Here is Professor Ernst's abstract:
Proponents of legislative patent reform argue that the current patent system perversely impedes true innovation in the name of protecting a vast web of patented inventions, the majority of which are never even commercialized for the benefit of the public. Opponents of such legislation argue that comprehensive, prospective patent reform legislation would harm the incentive to innovate more than it would curb the vexatious practices of non-practicing entities. But while the “Innovation Act” wallows in Congress, there is a common law tool to protect innovation from the patent thicket lying right under our noses: the reverse doctrine of equivalents. Properly applied, this judge-made doctrine can be used to excuse infringement on a case-by-case basis if the court determines that the accused product is substantially superior to the patented invention, despite proof of literal infringement. Unfortunately, the reverse doctrine is disfavored by the Court of Appeals for the Federal Circuit and therefore rarely applied. It was not always so. This article is the first comprehensive study of published opinions applying the reverse doctrine of equivalents to excuse infringement between 1898, when the Supreme Court established the doctrine, and the 1982 creation of the Federal Circuit. This “lost precedent” reveals a flexible doctrine that takes into account the technological and commercial superiority of the accused product to any embodiment of the patented invention made by the patent-holder. An invigorated reverse doctrine of equivalents could therefore serve to protect true innovations from uncommercialized patents on a case-by-case basis, without the potential harm to the innovation incentive that prospective patent legislation might cause.Interestingly, according to Ernst, "the Second, Sixth, and Ninth Circuits had precedent requiring that the district court must always consider reverse equivalents prior to determining infringement," and the standard was only whether the accused product was "substantially changed," not whether it was a "radical improvement" (a standard that emerged from scholarly articles, not case law).

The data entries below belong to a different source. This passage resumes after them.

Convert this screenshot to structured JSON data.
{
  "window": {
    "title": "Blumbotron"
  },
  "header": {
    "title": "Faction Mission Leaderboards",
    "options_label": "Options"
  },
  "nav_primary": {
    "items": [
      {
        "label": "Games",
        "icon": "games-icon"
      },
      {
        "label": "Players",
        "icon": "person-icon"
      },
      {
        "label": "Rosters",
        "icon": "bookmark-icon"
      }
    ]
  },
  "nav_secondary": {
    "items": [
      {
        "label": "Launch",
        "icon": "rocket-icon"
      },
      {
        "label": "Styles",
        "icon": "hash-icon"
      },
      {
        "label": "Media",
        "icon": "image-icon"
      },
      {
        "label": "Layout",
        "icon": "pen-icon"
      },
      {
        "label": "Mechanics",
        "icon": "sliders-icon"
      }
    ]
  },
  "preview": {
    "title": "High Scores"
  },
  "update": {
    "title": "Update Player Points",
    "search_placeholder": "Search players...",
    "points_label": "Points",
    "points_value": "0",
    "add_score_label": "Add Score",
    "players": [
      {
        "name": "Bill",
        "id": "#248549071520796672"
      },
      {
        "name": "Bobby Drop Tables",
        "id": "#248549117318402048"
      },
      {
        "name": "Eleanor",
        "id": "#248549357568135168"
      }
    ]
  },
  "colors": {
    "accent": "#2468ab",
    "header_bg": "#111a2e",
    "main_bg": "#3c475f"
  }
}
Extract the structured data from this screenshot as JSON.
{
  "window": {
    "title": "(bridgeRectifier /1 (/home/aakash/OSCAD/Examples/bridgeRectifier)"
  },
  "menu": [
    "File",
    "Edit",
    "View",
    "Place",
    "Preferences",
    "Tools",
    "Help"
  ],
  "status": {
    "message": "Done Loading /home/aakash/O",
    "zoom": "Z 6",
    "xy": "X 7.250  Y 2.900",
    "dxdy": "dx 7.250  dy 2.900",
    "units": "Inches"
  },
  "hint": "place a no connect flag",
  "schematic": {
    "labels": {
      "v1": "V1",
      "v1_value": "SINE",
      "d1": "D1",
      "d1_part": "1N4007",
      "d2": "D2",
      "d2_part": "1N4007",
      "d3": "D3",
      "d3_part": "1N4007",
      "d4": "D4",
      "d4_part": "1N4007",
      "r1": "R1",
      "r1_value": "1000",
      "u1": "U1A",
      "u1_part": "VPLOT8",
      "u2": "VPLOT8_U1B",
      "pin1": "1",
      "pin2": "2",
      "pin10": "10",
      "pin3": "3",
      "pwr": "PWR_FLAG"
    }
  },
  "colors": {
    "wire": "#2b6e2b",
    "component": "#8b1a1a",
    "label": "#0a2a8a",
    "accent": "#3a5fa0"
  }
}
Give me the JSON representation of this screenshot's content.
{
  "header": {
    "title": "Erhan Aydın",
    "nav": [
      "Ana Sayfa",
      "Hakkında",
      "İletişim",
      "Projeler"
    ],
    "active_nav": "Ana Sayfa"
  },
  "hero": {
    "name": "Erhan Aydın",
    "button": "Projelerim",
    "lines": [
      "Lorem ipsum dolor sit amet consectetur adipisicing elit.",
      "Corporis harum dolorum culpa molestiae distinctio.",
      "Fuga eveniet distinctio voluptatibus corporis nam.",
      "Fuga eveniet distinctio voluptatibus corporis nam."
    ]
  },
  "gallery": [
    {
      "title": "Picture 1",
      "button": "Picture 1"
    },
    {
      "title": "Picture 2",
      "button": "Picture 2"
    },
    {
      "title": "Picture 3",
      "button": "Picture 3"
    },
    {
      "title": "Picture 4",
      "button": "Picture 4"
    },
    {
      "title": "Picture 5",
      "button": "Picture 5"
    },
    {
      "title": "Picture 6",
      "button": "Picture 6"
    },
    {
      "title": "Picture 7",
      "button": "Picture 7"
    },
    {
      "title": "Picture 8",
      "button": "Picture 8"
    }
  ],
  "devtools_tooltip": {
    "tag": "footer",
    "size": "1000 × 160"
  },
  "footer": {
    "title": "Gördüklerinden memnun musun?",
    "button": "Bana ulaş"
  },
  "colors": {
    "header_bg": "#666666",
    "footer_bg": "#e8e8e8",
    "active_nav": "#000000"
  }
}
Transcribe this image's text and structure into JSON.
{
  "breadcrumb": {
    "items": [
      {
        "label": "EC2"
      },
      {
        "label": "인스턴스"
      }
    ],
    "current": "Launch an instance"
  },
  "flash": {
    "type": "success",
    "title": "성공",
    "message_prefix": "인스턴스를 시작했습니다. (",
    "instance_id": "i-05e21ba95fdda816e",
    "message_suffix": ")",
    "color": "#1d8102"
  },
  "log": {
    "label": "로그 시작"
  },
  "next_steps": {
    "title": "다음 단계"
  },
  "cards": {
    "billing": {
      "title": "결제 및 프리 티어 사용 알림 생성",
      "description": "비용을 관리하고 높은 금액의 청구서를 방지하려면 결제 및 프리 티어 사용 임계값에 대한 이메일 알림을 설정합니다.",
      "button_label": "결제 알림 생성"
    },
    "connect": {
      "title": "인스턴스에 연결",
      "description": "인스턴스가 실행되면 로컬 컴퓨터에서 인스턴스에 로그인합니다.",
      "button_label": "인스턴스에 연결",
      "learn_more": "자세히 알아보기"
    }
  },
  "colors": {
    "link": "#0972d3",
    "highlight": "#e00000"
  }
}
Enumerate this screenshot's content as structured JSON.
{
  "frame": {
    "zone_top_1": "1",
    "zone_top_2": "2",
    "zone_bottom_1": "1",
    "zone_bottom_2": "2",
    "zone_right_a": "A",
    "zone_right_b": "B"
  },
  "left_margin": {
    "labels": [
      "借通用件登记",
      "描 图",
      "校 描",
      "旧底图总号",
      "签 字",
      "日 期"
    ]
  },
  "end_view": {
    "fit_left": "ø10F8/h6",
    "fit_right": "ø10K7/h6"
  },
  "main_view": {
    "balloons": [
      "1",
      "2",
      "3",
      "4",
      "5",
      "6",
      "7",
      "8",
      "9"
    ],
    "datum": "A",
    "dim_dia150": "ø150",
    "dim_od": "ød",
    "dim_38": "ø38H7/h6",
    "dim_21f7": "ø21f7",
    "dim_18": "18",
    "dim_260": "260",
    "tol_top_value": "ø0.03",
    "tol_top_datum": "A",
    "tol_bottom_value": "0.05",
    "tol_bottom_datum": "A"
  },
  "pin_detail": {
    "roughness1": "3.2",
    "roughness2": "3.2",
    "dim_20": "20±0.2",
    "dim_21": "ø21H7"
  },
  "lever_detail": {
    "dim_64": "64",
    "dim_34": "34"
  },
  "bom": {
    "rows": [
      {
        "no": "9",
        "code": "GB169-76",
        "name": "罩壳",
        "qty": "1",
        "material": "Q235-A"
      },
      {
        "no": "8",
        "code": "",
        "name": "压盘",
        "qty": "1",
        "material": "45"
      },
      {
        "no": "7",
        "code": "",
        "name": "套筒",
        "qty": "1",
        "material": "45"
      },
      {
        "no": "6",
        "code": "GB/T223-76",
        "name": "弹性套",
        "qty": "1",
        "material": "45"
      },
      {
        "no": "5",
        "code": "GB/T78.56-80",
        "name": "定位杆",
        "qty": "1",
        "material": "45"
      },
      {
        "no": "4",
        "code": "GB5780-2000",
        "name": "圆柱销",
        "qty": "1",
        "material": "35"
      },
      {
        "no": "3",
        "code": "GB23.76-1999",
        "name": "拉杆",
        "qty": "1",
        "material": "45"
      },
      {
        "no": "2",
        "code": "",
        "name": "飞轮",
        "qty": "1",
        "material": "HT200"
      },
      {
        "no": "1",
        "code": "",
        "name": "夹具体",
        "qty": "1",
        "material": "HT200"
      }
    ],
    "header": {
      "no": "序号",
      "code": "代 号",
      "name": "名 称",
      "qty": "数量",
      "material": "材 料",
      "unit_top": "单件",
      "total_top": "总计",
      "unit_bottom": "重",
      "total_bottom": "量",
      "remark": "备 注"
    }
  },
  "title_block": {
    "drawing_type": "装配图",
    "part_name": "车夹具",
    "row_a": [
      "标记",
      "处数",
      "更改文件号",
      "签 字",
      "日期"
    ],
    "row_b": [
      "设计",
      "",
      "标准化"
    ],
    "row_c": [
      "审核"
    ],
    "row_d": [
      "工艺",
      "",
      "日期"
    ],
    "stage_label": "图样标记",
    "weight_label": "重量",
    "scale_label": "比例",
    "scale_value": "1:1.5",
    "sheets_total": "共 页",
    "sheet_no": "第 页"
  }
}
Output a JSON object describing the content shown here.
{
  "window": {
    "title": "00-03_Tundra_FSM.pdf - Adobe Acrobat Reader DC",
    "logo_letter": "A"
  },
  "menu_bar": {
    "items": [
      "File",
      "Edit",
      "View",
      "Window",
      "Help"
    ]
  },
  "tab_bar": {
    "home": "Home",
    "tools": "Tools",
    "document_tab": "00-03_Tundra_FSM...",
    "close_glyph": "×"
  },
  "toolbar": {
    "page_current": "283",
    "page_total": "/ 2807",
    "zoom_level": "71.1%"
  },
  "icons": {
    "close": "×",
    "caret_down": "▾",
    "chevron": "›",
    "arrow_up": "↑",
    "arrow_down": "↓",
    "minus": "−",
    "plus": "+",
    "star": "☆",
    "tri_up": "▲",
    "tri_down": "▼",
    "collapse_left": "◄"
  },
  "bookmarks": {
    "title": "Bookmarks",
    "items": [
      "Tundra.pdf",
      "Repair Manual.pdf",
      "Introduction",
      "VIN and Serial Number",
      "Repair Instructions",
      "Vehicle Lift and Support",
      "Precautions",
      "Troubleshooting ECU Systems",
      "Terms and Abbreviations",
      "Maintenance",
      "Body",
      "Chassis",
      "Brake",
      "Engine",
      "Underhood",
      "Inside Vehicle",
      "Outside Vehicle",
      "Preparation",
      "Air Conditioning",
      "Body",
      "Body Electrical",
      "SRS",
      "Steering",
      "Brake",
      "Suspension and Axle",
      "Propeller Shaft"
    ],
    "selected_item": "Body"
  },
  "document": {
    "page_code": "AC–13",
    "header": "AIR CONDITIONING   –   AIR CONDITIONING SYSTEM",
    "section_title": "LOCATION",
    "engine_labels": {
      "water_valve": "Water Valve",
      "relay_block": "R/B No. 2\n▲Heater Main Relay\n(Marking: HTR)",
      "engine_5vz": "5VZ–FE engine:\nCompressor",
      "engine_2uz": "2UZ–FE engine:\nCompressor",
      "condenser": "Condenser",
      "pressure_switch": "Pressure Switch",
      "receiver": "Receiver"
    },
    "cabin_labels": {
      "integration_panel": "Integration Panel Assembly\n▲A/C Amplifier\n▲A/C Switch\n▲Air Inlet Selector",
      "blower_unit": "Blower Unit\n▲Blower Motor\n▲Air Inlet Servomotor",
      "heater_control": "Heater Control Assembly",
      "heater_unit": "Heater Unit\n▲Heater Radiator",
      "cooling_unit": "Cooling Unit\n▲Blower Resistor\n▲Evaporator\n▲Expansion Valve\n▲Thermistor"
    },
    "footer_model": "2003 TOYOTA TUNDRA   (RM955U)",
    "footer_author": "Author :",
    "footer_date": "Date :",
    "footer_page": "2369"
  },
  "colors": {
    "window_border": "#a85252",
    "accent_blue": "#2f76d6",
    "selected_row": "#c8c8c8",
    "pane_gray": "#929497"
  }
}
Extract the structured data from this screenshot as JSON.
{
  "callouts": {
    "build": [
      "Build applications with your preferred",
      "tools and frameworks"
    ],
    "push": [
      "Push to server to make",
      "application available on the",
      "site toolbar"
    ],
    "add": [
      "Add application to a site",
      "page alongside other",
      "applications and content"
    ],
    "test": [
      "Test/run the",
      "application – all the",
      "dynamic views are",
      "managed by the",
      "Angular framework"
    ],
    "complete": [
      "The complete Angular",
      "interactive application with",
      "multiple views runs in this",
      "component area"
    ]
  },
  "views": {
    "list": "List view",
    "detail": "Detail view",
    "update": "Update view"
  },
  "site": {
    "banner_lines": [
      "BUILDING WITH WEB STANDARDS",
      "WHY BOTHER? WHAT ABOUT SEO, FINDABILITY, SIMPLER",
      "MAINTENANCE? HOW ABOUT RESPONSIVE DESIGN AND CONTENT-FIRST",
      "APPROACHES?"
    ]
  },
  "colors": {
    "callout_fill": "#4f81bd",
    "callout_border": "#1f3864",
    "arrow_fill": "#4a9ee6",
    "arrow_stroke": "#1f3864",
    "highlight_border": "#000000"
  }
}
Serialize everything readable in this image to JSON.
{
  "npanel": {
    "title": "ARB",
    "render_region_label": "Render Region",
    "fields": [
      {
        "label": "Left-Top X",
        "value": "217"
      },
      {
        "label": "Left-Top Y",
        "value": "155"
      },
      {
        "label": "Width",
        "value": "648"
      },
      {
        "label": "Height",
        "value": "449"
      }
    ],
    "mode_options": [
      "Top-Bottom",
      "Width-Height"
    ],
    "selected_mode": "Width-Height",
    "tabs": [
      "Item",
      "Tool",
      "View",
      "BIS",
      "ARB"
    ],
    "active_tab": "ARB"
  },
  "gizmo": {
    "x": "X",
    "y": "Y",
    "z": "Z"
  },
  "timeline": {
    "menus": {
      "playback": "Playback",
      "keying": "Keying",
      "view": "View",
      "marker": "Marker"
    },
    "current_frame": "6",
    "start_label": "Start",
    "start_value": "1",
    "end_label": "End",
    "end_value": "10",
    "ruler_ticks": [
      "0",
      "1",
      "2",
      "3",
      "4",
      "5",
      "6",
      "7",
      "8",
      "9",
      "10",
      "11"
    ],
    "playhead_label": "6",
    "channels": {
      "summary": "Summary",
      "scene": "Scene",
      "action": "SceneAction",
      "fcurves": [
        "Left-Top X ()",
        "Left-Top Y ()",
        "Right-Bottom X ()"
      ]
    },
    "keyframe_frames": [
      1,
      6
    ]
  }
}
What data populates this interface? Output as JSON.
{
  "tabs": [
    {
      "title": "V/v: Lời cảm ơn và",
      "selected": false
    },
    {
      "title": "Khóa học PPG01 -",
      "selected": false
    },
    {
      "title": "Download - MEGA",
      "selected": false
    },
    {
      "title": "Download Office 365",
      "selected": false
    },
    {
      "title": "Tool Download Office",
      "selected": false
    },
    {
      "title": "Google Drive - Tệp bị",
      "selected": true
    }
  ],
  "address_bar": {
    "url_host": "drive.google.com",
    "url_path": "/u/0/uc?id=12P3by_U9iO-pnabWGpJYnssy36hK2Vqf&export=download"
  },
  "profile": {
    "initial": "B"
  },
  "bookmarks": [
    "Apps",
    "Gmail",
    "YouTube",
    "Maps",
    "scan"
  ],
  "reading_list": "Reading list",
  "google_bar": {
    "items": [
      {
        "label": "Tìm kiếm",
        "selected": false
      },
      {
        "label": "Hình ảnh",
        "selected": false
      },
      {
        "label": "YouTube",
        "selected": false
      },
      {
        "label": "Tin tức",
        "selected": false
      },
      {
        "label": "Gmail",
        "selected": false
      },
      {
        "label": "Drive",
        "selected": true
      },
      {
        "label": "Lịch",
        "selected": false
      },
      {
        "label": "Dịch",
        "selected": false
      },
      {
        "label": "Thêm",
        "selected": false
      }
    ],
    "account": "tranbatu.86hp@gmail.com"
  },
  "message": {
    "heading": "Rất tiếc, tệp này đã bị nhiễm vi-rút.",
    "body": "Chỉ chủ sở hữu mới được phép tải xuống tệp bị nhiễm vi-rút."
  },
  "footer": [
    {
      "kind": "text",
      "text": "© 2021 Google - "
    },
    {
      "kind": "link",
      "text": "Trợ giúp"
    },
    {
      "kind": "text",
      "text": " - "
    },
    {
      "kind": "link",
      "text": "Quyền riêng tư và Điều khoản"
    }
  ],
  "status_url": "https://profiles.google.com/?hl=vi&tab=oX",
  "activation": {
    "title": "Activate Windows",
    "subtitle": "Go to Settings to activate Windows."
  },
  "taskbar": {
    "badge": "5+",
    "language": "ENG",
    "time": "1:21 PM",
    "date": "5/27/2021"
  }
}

I don't have high hopes for the revival of this doctrine, but the Federal Circuit has made clear that it is not dead yet; for example, Plant Genetic Systems v. DeKalb (2003) quoted an earlier case as saying that "the judicially-developed 'reverse doctrine of equivalents' . . . may be safely relied upon to preclude improper enforcement against later developers." So litigators should keep this in their toolkits, just in case.